In the 2006 election, the Hesperia Unified School District school board was rocked.


Three candidates, each endorsed and financially supported by the Hesperia Teachers Association union, were elected and joined at the same time. Hardy Black, Robert Kirk and Lee Rogers immediately took command of a school board they said had too long been subservient to administrators and made it very clear that things were going to change.


Halfway through their four-year term, things have settled down some, but it has been a contentious two years: There have been policy debates, controversial decisions to change the focus of some elementary schools and decisions on how cut costs in the face of a financial crisis that could affect the state and HUSD for years to come. Along the way, they weathered an attempted recall.

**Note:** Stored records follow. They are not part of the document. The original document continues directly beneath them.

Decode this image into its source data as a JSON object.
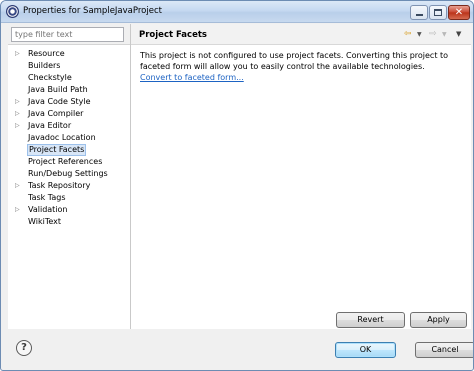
{
  "window": {
    "title": "Properties for SampleJavaProject",
    "minimize_icon": "minimize-icon",
    "maximize_icon": "maximize-icon",
    "close_icon": "close-icon",
    "close_color": "#c7442e"
  },
  "filter": {
    "placeholder": "type filter text"
  },
  "tree": {
    "items": [
      {
        "label": "Resource",
        "expandable": true
      },
      {
        "label": "Builders",
        "expandable": false
      },
      {
        "label": "Checkstyle",
        "expandable": false
      },
      {
        "label": "Java Build Path",
        "expandable": false
      },
      {
        "label": "Java Code Style",
        "expandable": true
      },
      {
        "label": "Java Compiler",
        "expandable": true
      },
      {
        "label": "Java Editor",
        "expandable": true
      },
      {
        "label": "Javadoc Location",
        "expandable": false
      },
      {
        "label": "Project Facets",
        "expandable": false,
        "selected": true
      },
      {
        "label": "Project References",
        "expandable": false
      },
      {
        "label": "Run/Debug Settings",
        "expandable": false
      },
      {
        "label": "Task Repository",
        "expandable": true
      },
      {
        "label": "Task Tags",
        "expandable": false
      },
      {
        "label": "Validation",
        "expandable": true
      },
      {
        "label": "WikiText",
        "expandable": false
      }
    ]
  },
  "page": {
    "title": "Project Facets",
    "description": "This project is not configured to use project facets. Converting this project to faceted form will allow you to easily control the available technologies.",
    "link": "Convert to faceted form...",
    "nav": {
      "back_icon": "back-arrow-icon",
      "forward_icon": "forward-arrow-icon",
      "menu_icon": "view-menu-icon"
    }
  },
  "buttons": {
    "revert": "Revert",
    "apply": "Apply",
    "ok": "OK",
    "cancel": "Cancel"
  },
  "help": {
    "glyph": "?",
    "icon": "help-icon"
  },
  "colors": {
    "link": "#1d63c3",
    "selection": "#d8e6f7",
    "accent": "#3c7fb1"
  }
}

No matter who voters choose to fill the two empty seats on the board on election day -- incumbents Bruce Minton and Helen Rogers are not seeking reelection -- it's unlikely to change things, since the controlling majority will still be in place.


All six candidates -- Chris Bentley, Chris Lindsay, Bruce Henson, Frank Rich, Anthony Riley and Eric Swanson -- are seeking to lend their voices to the debate, even if they expect to be in the minority on the five-member board.


Bentley is a stay-at-home father, helping to raise four elementary school age children. He's long been an outspoken and controversial critic of the HUSD's administration who says he wants parents to have more of a voice in how the district is run and wants more transparency from the district.


"They pretty much said 'this is not your area of expertise, Mr. Bentley. Don't worry about it,'" he said. "Wrong thing to say to the wrong person."


A prominent member of the Hesperia Chamber of Commerce and a local financial advisor, Lindsay says he'd work together with other members of the board, but wants to exercise "civil disagreement."


"You need to have a board that has five points of view," he said. "If you encourage dissent as much among your friends as your enemies, that's when you get the full story."


IT manager Henson is spending no money on political advertising, but has been busy communicating with voters online, just like he'd like to see the HUSD doing.


"I believe in parent-teacher communications," he said. "The parents should know what's going on with their students and be able to track it more easily."


Rich is one of two candidates endorsed by the California School Employees Association, the union that represents the non-teacher, non-management employees of the HUSD. The IT coordinator formerly worked for the HUSD and is almost certainly a member of a minority bloc opposed to the current board majority, should he be elected.


"If you're going to avoid it because there's certain problems, then you shouldn't run," he said. "It doesn't matter if all five members are the best of friends; they're not always going to agree."


On the other hand, Riley, who works as San Bernardino County's Economic Development Director for airports, is a friend of the Kirk family. Like Kirk, he was endorsed by the HTA and if elected, he wouldn't follow the example of Minton, and get into the sometimes-nasty disagreements with other board members.


"You have to look at democracy as compromise," he said. "Leading by example means we can't have dissension openly, politically grandstanding or belittling another board member. ... That's not the example we should be setting."


In 2001, Swanson was endorsed and supported by the HTA. Five years later, he was pushed out by their new choices. Like Rich, he's now endorsed by the CSEA. No one has made any bones about it: Should he be elected back onto the board, he would be a loud voice in opposition to the current three-member controlling bloc.


"The light at the end of the tunnel is that we can put the district back to normal in two years," he said.


Beau Yarbrough can be reached at 956-7108 or at beau@hesperiastar.com.